Maintaining efficiency & safety
Even the longest-lasting filters need to be replaced eventually to ensure dust is effectively controlled. These will need replacing as soon as the differential pressure through the system reaches the maximum level specified by the filter manufacturer. It is also important to train maintenance personnel in proper service procedures.
Prior to change out, filters should be pulsed down to remove as much dust as possible, and the access door should not be opened until the dust has had time to settle. Used filters should be placed immediately in the same boxes the new filters were shipped in, sealed to prevent dust from escaping and disposed of as non-hazardous waste. Then new filters can be placed, and the system should be closed up as quickly as possible.
It is also important to empty the dust collector’s waste storage container regularly to prevent dust from backing up into the hopper and clogging the system. Dust overflow, particularly when it contains hazardous materials like silicates, creates a potential health hazard to everyone in the workspace.
OSHA’s general housekeeping practices also recommend avoiding the use of brooms or compressed air systems capable of dispersing dust particles into the atmosphere. A water spray (to keep dust down) and/or a vacuum cleaner (to remove excess dust from floors and other surfaces before they become airborne) should be used instead.
By understanding key provisions of OSHA’s new silica dust rule and learning about engineering controls such as dust collectors that control silica dust at its source, powder processors protect themselves from non-compliance penalties.

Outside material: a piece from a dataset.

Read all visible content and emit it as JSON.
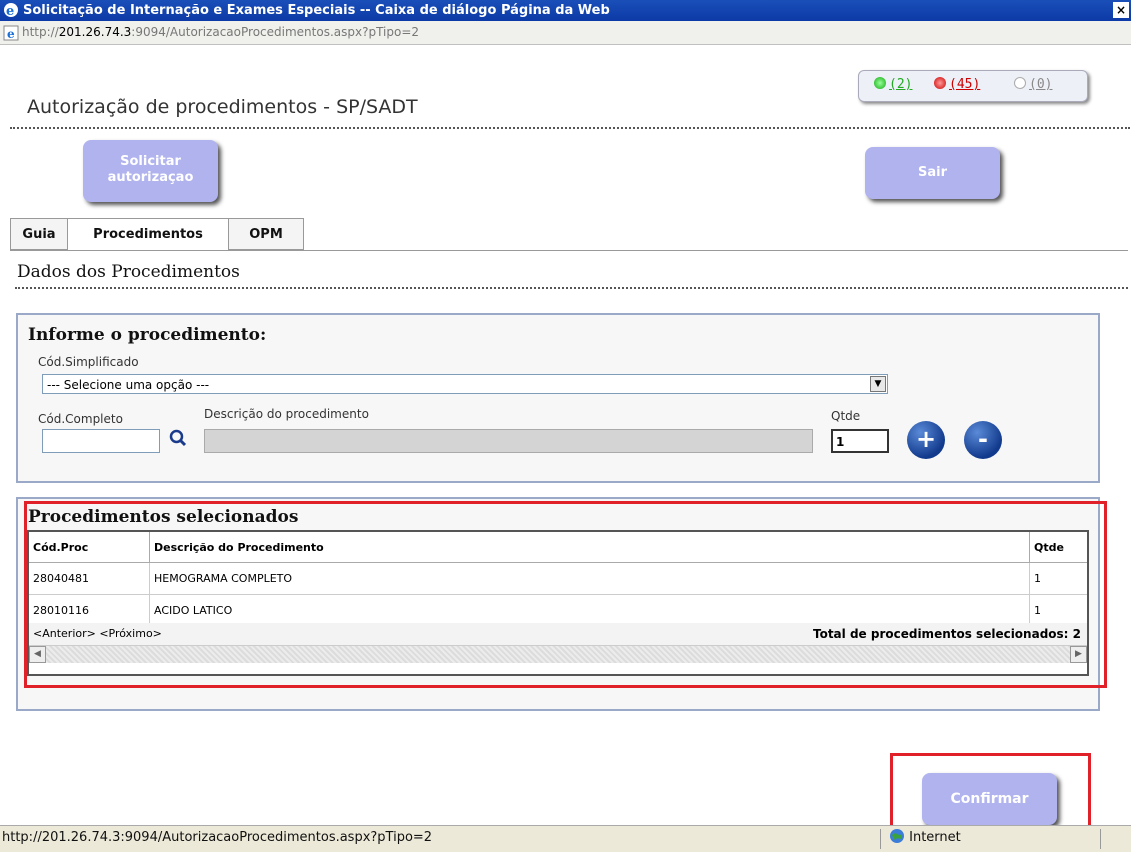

But more importantly, processors ensure they are doing everything possible to promote their workers’ continued health and wellness.
Occupational Safety & Health Administration (OSHA), http://www.osha.gov:
- OSHA 29 CFR Parts 1910, 1915 and 1926. Occupational Exposure to Respirable Crystalline Silica. Final Rule (2016).
- Crystalline Silica Exposure in General Industry (Health hazard training document).
- Occupational Exposure to Respirable Crystalline Silica: Review of Health Effects Literature and Preliminary Quantitative Risk Assessment. Docket OSHA-2010-0034.
- Safety & Health Management Systems eTool: Hazard Prevention and Control.
Mike Walters, PE, is the senior engineer for Camfil Air Pollution Control (APC) and is a principal for the National Fire Protection Association committee: "Handling and Conveying of Dusts, Vapors, and Gases (CMD-HAP)."